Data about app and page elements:

---+---

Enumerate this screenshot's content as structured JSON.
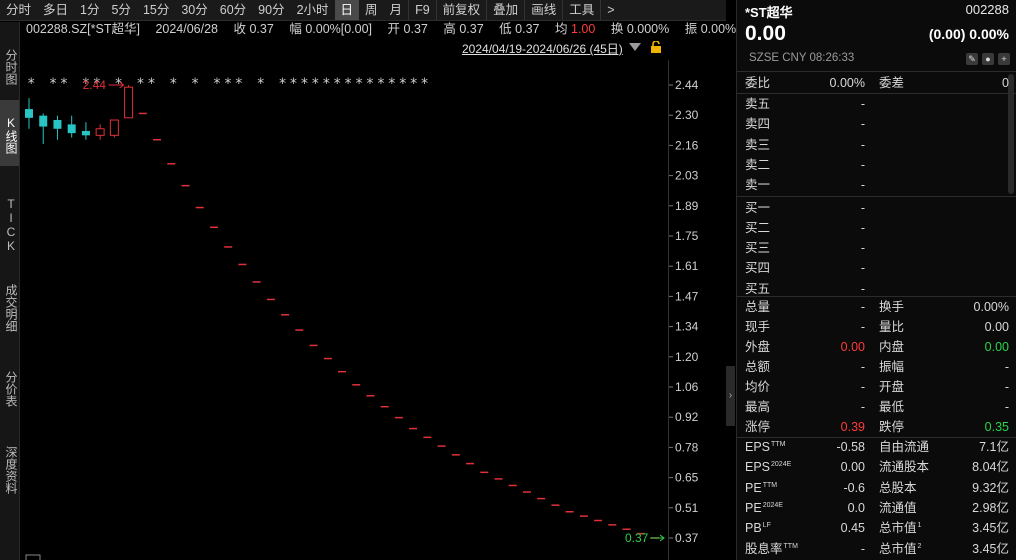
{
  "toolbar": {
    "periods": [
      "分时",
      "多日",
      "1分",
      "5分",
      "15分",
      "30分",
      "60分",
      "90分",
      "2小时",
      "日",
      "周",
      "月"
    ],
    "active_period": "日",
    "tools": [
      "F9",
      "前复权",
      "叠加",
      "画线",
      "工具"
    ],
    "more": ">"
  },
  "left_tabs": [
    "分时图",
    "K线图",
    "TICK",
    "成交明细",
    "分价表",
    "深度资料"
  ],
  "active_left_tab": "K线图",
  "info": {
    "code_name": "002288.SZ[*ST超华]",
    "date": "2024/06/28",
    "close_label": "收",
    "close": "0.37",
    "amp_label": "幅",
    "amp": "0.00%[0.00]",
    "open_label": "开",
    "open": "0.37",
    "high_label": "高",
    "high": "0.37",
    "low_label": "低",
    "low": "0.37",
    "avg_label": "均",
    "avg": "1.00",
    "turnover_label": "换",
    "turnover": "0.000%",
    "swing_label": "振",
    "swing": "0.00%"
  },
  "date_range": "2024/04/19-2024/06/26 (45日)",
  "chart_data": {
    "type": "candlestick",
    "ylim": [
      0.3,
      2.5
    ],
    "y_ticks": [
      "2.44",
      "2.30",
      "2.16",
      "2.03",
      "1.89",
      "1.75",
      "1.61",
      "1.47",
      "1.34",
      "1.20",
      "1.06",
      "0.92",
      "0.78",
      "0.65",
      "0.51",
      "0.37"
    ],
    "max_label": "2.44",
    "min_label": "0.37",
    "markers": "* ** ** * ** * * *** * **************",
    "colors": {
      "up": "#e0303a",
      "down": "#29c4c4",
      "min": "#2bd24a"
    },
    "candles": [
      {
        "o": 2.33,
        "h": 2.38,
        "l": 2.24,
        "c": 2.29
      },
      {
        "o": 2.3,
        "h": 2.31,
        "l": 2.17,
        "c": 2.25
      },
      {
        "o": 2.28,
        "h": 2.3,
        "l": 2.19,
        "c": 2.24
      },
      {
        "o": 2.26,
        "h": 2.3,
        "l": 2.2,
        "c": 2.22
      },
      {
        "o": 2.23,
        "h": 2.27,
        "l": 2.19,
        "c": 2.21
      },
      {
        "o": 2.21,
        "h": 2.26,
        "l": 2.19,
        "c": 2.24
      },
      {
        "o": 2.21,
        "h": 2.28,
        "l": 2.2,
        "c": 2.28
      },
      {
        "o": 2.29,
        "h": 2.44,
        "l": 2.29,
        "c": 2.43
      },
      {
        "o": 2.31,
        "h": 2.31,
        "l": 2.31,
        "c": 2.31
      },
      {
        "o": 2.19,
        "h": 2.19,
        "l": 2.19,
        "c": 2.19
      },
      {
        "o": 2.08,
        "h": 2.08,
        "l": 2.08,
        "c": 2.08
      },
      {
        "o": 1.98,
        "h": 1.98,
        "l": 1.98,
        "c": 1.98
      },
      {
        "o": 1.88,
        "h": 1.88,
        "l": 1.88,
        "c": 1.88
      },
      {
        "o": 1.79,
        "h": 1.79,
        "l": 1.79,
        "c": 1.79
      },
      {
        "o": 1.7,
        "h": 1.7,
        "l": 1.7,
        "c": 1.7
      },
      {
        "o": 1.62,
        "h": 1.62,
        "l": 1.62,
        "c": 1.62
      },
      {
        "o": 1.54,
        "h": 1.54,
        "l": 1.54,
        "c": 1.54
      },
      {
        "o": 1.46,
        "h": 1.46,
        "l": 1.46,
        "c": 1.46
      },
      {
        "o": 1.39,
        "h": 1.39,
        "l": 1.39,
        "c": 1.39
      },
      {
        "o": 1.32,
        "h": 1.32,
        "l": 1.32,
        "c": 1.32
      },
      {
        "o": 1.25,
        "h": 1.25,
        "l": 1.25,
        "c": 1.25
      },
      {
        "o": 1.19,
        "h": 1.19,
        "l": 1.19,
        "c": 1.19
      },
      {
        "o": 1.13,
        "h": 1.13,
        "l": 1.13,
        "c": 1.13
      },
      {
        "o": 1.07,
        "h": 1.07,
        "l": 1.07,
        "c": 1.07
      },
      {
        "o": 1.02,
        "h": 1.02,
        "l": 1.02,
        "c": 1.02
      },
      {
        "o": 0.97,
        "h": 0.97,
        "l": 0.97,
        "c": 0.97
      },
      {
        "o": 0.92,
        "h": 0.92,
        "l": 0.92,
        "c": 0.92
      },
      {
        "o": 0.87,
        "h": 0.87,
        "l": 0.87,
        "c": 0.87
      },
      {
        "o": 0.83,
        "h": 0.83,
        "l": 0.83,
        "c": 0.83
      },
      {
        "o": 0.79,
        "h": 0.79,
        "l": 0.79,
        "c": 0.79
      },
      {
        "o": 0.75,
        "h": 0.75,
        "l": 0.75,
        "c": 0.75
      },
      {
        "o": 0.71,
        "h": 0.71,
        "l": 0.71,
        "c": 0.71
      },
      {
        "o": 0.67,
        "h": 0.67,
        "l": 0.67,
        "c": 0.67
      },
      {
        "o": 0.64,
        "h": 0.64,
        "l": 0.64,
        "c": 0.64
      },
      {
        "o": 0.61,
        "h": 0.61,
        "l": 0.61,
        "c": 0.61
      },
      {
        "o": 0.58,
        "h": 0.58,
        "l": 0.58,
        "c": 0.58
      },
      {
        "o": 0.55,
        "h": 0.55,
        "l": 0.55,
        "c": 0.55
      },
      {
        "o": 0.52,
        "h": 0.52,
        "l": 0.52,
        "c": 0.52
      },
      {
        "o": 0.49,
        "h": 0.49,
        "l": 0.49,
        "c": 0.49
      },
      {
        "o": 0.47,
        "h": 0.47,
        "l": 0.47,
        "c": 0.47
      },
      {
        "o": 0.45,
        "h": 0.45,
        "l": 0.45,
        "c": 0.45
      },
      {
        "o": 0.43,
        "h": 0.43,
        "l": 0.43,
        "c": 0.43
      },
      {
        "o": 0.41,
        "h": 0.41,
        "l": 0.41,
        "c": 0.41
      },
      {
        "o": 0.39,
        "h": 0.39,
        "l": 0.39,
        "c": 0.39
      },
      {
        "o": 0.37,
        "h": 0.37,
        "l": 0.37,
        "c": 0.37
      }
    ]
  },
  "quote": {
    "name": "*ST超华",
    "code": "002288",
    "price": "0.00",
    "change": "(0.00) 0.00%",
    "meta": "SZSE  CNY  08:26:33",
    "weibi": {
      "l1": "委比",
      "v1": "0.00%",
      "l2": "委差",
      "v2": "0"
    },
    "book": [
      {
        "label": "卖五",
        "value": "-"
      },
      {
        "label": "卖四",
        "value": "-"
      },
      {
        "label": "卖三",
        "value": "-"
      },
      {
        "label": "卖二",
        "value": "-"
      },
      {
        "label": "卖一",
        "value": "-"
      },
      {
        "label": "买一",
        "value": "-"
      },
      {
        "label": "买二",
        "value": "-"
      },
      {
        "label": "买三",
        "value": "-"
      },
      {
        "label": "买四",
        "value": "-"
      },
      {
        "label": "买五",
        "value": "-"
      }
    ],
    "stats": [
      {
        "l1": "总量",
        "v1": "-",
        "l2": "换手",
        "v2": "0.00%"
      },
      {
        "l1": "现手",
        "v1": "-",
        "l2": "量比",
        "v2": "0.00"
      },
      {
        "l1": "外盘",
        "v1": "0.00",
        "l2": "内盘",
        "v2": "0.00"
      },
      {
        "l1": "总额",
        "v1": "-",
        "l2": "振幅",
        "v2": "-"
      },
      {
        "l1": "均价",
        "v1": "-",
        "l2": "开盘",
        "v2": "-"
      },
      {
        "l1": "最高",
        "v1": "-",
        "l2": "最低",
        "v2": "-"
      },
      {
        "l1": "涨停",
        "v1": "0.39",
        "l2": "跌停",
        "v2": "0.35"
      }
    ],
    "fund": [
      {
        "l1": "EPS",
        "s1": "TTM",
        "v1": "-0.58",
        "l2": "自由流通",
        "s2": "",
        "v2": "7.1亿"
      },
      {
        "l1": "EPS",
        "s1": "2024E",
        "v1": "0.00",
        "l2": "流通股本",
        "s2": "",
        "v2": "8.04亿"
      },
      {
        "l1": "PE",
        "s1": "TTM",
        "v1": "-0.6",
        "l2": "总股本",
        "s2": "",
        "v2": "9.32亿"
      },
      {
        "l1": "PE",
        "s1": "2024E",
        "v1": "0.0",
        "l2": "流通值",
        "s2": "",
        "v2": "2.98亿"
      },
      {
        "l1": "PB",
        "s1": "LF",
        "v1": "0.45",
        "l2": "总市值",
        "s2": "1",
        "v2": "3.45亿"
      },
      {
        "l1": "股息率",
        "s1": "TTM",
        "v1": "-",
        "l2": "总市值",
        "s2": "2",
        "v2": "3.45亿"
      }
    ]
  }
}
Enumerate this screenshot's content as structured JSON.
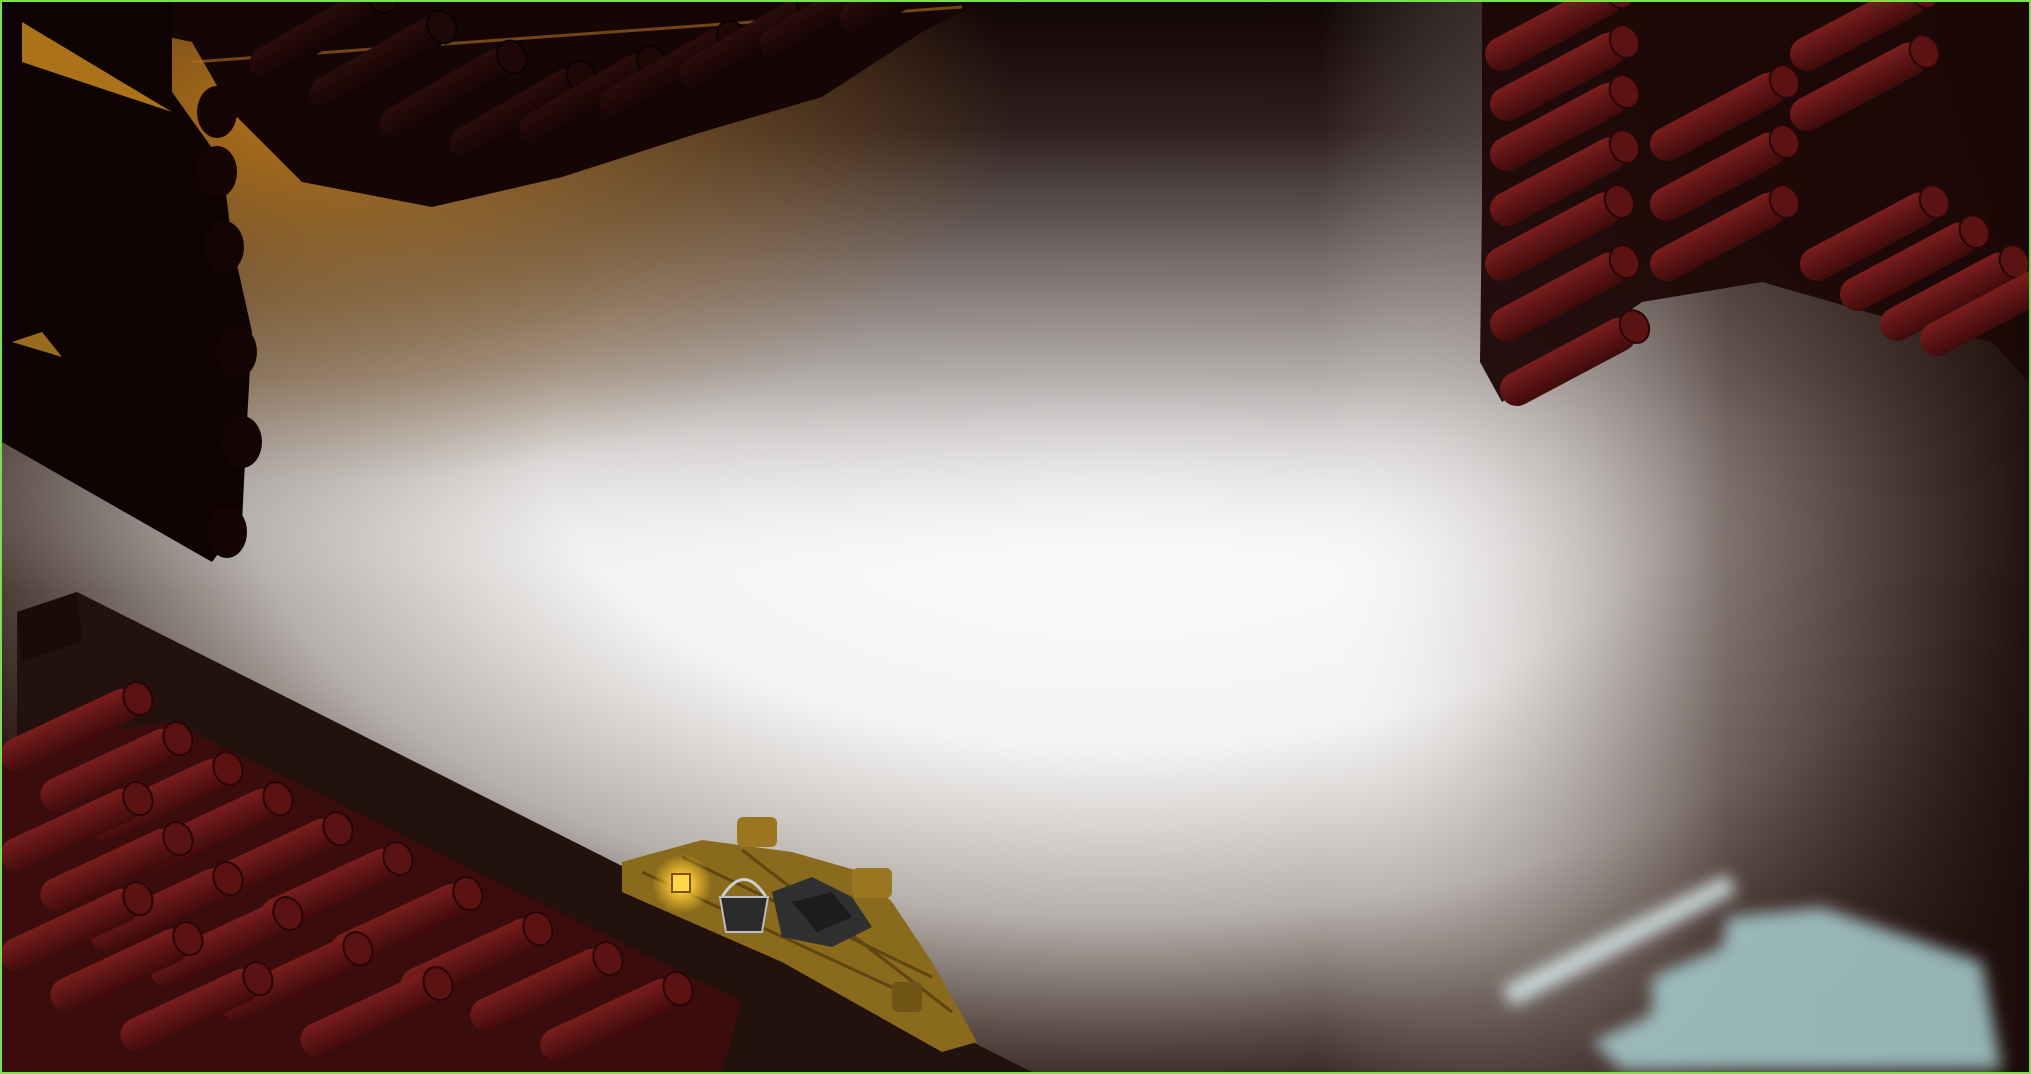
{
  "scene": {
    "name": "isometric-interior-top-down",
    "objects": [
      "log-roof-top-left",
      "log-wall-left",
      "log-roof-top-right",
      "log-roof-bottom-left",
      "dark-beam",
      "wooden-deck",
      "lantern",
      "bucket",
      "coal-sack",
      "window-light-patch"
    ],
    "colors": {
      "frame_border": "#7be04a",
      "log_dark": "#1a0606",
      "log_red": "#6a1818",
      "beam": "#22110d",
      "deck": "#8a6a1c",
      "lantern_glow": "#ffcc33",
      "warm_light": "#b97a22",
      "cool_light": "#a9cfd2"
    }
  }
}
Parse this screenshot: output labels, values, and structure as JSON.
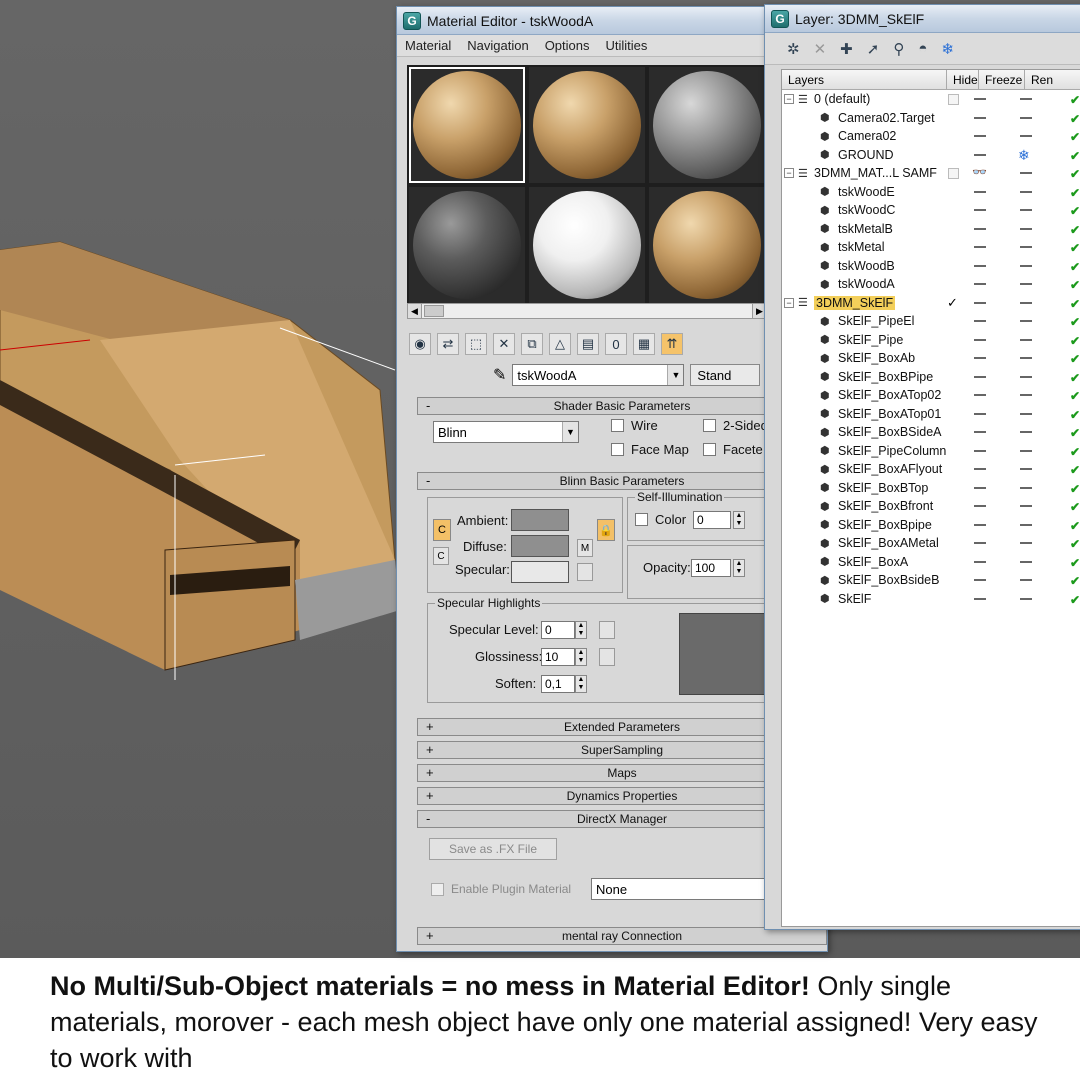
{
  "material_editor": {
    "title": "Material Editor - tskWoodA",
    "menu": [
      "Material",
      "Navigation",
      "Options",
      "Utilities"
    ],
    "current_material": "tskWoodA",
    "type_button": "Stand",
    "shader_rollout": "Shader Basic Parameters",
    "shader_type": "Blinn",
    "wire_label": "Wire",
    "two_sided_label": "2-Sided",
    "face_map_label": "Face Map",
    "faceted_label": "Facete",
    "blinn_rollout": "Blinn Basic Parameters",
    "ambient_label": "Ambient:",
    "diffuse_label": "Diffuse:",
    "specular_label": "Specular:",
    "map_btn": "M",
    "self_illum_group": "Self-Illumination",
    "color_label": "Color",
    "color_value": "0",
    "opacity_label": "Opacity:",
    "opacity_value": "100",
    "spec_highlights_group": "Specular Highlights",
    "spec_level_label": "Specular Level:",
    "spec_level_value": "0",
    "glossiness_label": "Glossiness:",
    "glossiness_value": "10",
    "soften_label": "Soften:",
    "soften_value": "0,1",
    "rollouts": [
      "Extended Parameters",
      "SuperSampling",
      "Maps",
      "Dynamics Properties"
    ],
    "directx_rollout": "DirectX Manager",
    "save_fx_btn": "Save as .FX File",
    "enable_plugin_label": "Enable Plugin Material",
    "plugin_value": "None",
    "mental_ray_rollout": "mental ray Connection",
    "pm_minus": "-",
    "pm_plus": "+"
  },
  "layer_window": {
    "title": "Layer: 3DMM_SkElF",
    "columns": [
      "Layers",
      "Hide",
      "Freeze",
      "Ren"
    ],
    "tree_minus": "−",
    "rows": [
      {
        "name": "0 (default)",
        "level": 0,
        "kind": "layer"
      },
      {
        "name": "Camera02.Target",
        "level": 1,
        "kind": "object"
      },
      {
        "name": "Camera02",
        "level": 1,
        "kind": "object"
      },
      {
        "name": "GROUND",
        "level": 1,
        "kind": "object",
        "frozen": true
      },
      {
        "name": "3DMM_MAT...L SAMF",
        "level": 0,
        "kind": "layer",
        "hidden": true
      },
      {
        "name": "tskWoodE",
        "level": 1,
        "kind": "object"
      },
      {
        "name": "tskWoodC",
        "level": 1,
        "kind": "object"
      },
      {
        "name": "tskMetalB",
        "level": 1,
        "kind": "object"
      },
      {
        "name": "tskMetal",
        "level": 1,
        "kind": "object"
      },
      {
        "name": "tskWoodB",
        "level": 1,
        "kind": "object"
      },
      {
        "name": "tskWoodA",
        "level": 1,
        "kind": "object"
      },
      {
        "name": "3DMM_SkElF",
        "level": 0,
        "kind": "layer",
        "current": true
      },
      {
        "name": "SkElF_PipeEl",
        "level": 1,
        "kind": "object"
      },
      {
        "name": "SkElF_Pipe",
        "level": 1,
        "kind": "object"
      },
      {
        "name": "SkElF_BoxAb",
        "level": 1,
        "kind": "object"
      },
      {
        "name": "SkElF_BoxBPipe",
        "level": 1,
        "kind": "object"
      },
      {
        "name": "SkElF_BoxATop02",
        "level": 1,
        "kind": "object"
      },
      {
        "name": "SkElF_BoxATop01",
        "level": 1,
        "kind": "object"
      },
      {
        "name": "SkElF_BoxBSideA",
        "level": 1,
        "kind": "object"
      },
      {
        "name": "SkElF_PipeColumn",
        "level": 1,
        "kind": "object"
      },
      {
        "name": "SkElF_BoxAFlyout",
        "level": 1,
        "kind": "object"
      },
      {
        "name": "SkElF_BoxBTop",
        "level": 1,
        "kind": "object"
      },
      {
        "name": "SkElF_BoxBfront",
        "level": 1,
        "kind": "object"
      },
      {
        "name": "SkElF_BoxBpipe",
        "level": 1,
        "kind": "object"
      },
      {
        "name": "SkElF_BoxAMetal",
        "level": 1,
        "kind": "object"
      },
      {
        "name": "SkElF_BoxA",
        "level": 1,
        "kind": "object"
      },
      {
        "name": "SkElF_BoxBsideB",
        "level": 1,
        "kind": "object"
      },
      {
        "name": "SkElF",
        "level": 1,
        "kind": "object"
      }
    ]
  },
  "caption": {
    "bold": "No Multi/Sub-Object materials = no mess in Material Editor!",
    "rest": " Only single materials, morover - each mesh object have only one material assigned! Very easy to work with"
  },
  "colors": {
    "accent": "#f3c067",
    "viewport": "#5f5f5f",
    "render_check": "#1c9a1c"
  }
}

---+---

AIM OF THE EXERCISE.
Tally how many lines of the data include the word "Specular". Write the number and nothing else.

RESPONSE TO THE TASK.
3